We had a panel of low-vision specialists and patient advocates talk about a range of techniques and assets you can use to improve your home and work-life. From simple low-tech methods and products to advanced optical and electronic technologies.

Bringing the Latest Glaucoma Science Directly to the Patient

TGF held a webinar with four brief, illuminating talks by experts on gene therapy, optic nerve regeneration, the role of artificial intelligence, and the importance of trust between physician and patient. We also had perspectives from two patients. Presented in two parts with Q&As. The webinar was made possible with support from Santen, Inc. and New York Community Trust.

Update on Home Tonometry: An Easy Way to Track Your IOP

Click the video below to see our webinar about “MyEYES.” MyEYES is dedicated to helping you better manage your glaucoma with access to the personal tonometer, iCare HOME.

iCare HOME is the most advanced device available for a patient to measure their intra-ocular pressure (IOP) any time of day or night. Whether you suffer from mild or severe glaucoma or are only a glaucoma suspect, MyEYES can help you learn more about the variability of your IOP in the convenience of your home. Managing IOP is a critical step in avoiding preventable deterioration of your vision and the iCare HOME is the next step in managing your eye health.

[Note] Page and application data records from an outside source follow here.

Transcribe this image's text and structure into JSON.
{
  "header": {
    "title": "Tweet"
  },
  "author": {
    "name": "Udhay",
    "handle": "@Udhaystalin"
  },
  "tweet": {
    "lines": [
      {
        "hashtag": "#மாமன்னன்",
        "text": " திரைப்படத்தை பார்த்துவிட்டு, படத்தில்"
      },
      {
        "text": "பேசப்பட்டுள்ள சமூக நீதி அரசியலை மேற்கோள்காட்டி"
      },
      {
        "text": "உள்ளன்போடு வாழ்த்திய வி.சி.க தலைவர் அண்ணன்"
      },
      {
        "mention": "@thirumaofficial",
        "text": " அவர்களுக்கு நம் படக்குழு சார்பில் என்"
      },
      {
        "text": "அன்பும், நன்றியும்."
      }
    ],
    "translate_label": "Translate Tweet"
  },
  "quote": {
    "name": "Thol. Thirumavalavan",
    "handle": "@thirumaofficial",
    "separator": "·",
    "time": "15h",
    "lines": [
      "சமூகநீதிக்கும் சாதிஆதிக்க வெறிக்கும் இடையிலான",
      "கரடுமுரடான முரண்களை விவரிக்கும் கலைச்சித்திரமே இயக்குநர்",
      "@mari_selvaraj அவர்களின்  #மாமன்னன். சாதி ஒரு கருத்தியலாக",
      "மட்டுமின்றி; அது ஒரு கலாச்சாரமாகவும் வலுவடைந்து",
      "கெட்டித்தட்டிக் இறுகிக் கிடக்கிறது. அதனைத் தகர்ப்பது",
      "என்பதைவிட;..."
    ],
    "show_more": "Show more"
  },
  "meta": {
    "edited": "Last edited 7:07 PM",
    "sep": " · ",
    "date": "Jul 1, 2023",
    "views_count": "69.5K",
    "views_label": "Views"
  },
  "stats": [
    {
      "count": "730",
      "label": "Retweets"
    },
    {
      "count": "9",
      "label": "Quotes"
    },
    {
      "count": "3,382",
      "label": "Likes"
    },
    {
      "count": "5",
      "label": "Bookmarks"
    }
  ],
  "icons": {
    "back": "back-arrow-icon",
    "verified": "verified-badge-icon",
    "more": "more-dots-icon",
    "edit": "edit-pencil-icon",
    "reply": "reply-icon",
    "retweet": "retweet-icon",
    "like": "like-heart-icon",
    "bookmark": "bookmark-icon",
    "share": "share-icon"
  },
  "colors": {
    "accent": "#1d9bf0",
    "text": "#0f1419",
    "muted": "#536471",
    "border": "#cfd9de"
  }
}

An Overview of Low Vision Rehabilitation with Delaram Shirazian, OD

Click below to see our webinar with Dr. Delaram Shirazian about low vision rehabilitation. We discuss low vision rehabilitation, what to expect during a low vision exam, how it differs from a regular eye exam, low vision devices and updates in technology.

Dr. Delaram Shirazian earned her Doctor of Optometry degree from the University of Missouri – St. Louis and went on to complete a residency in Ocular Disease and Low Vision Rehabilitation at the Kansas City VA Medical Center.

Dr. Shirazian is currently an Assistant Clinical Professor at SUNY College of Optometry, working with patients and students in primary care and low vision rehabilitation clinics. She also teaches the patient-doctor communication portion of the first-year curriculum and is the instructor of record of the Low Vision/Ocular Disease Micro-Credential program. Dr. Shirazian is a fellow of the American Academy of Optometry.

You can find additional low vision resources in our Patient Resource Center.

"Going Blind" Movie Panel Discussion

Click below to view a Q&A panel with our President & CEO Elena Sturman, activist and documentary filmmaker Joe Lovett (Director & Producer of “Going Blind”),  Jessica Jones (Art Teacher, The Lavelle School for the Blind),  Joel Schuman, MD, FACS (Professor and Chairman of Ophthalmology, NYU Langone Health),  Delaram Shirazian, OD (Assistant Clinical Professor, SUNY College of Optometry) and Nitza Daneli (Artist & Director of The Alfano Family Arts in Medicine Studio). View the website for the documentary film Going Blind.